With Better, it was the verse chords, along with that McCoy Tyner-esque, quartal chord movement that happens every four bars. I often like to put a little moment of harmonic interest like that to break up a more simple and approachable base layer of harmony. This definitely stems back to growing up as a jazz musician, and absorbing all the rich detail that exists in that music. I love seeing how small parts of that can be distilled into a songwriting context, and how it can be disguised so as not to feel jarring to listeners who aren’t used to that kind of thing.
The pre-chorus came about by pretty much throwing hands down on the keyboard and seeing what came out, and following my ear. I don’t actively practise piano, which means I often find myself using a lot of the same chord voicings. This can feel frustrating, but on the other hand, it can also help to create a recognisable sound.
For the chorus, I went through a few variations of chords. Initially, it was based around a minor progression like the verse, but it felt too soulful and a bit cheesy. I went for that big open C major chord at the beginning of the chorus which really helps release the tension of all the harmonic movement before it.
IN THE STUDIO
Reaper is my main DAW – I’ve tried basically everything else and I always come back to it. Once all my custom key bindings and mouse modifiers etc. are set up (you can customise literally everything) my workflow is 10x faster than everything else. I have mine set up as a sort of Pro Tools/Logic/Ableton hybrid.
At this point, I’d just started trying to get to grips with sample drums, as opposed to live drum kits. At the time I felt like all my attempts at programmed drums lived in this uncanny valley-type place where nothing sounded like a ‘real’ song. I’ve really worked on this over the past few years, and Better was near the start of that journey.
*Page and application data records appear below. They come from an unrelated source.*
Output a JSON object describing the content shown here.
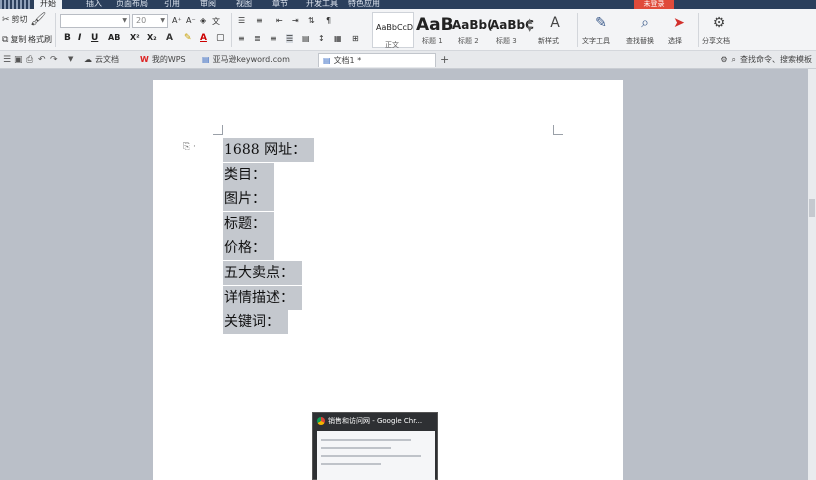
{
  "menubar": {
    "items": [
      "开始",
      "插入",
      "页面布局",
      "引用",
      "审阅",
      "视图",
      "章节",
      "开发工具",
      "特色应用"
    ],
    "login": "未登录"
  },
  "ribbon": {
    "cut": "剪切",
    "copy": "复制",
    "format_painter": "格式刷",
    "font_name": "",
    "font_size": "20",
    "styles": [
      {
        "sample": "AaBbCcD",
        "label": "正文"
      },
      {
        "sample": "AaB",
        "label": "标题 1"
      },
      {
        "sample": "AaBb(",
        "label": "标题 2"
      },
      {
        "sample": "AaBbC",
        "label": "标题 3"
      }
    ],
    "new_style": "新样式",
    "text_tools": "文字工具",
    "find_replace": "查找替换",
    "select": "选择",
    "share_doc": "分享文档"
  },
  "tabbar": {
    "tabs": [
      {
        "label": "云文档",
        "kind": "cloud"
      },
      {
        "label": "我的WPS",
        "kind": "wps"
      },
      {
        "label": "亚马逊keyword.com",
        "kind": "file"
      },
      {
        "label": "文档1 *",
        "kind": "doc",
        "active": true
      }
    ],
    "search_placeholder": "查找命令、搜索模板"
  },
  "document": {
    "lines": [
      "1688 网址：",
      "类目：",
      "图片：",
      "标题：",
      "价格：",
      "五大卖点：",
      "详情描述：",
      "关键词："
    ]
  },
  "popup": {
    "title": "销售和访问网 - Google Chr..."
  }
}
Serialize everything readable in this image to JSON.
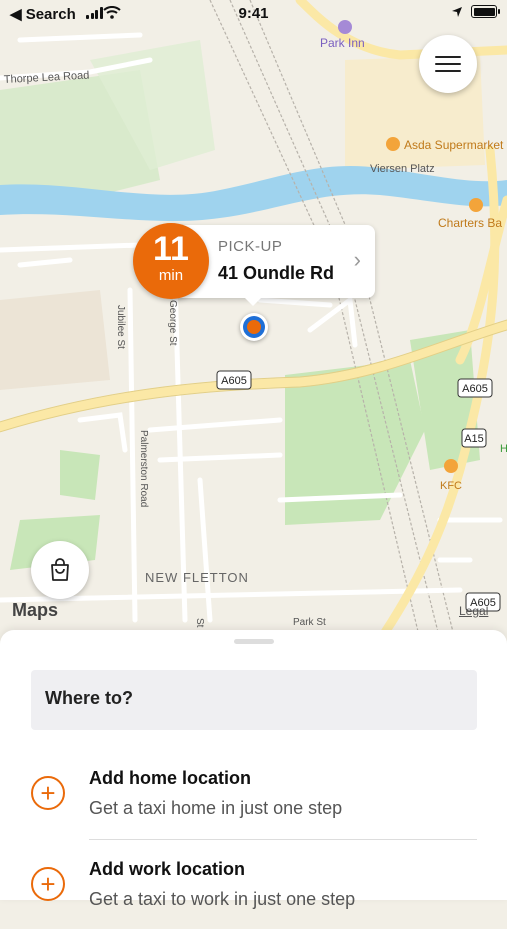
{
  "status_bar": {
    "back_label": "◀ Search",
    "time": "9:41"
  },
  "map": {
    "labels": {
      "thorpe_lea_road": "Thorpe Lea Road",
      "park_inn": "Park Inn",
      "asda": "Asda Supermarket",
      "viersen_platz": "Viersen Platz",
      "charters": "Charters Ba",
      "jubilee_st": "Jubilee St",
      "george_st": "George St",
      "palmerston_road": "Palmerston Road",
      "a605_main": "A605",
      "a605_right": "A605",
      "a15": "A15",
      "kfc": "KFC",
      "h": "H",
      "new_fletton": "NEW FLETTON",
      "park_st": "Park St",
      "a605_bottom": "A605",
      "st": "St"
    },
    "brand": "Maps",
    "legal": "Legal"
  },
  "eta": {
    "value": "11",
    "unit": "min"
  },
  "pickup": {
    "label": "PICK-UP",
    "address": "41 Oundle Rd"
  },
  "sheet": {
    "search_label": "Where to?",
    "items": [
      {
        "title": "Add home location",
        "subtitle": "Get a taxi home in just one step"
      },
      {
        "title": "Add work location",
        "subtitle": "Get a taxi to work in just one step"
      }
    ]
  },
  "colors": {
    "accent": "#ea6a0a",
    "river": "#9fd3ee",
    "park": "#cfe8c0",
    "road": "#fbe8a6"
  }
}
I used a Prophet 08 for most of this album as the main synth. It’s the only hardware synth I have and I love it a lot.
Just after starting working on this album, I met a brilliant producer called Sven Ludwig who lives in Cologne, Germany. We got on really well and he liked the early demos, so we began sending stems and tracks back and forth as I was writing. I’d never worked alongside another producer before, so it was a really new experience to be giving an element of creative control of my music to another person.
I recorded most of the stems in my studio at home and would send them to him to begin mixing and trying some things. Sven has a great ear for songwriting too. He’s really good at saying if he doesn’t like something, and being really understanding if I’m sure that I want to keep it after trying some alternative ideas. I think being able to say how you really feel and not taking things to heart is key in this kind of working relationship.
I went to Sven’s studio in Germany three times over the course of a few years to work on the album. We mostly mixed together, plus recorded vocals, and replaced some soft synths and effects with his lovely hardware gear.
After the second trip we thought we were done, but we realised after about nine months that we had loads more ideas. We weren’t up against a release deadline yet, so we planned to revamp the whole album. This is something you rarely get to do, and I really enjoyed it. That last trip definitely made a huge difference to the sound of the record – I had developed my voice a lot over that period, so we redid all the vocals, and revamped/replayed guitars etc.
I’ve realised that a lot of my older music had been scratching the surface of opening up about my emotions, yet I was seeing it as more of an exercise in songwriting than anything else. Writing this album the way I did, forced me to approach songwriting in a completely new way.
Writing with a specific story arc in mind was really interesting. I’d have a gap in the story to fill, for example in the case of Better, between when you’ve fallen for someone and when you finally get together. I then had to think back to moments that I related to that part of the story, and open up about how I felt at a time that I could easily never have returned to otherwise. It’s been a very cathartic process, and I feel extremely connected to the music as a result.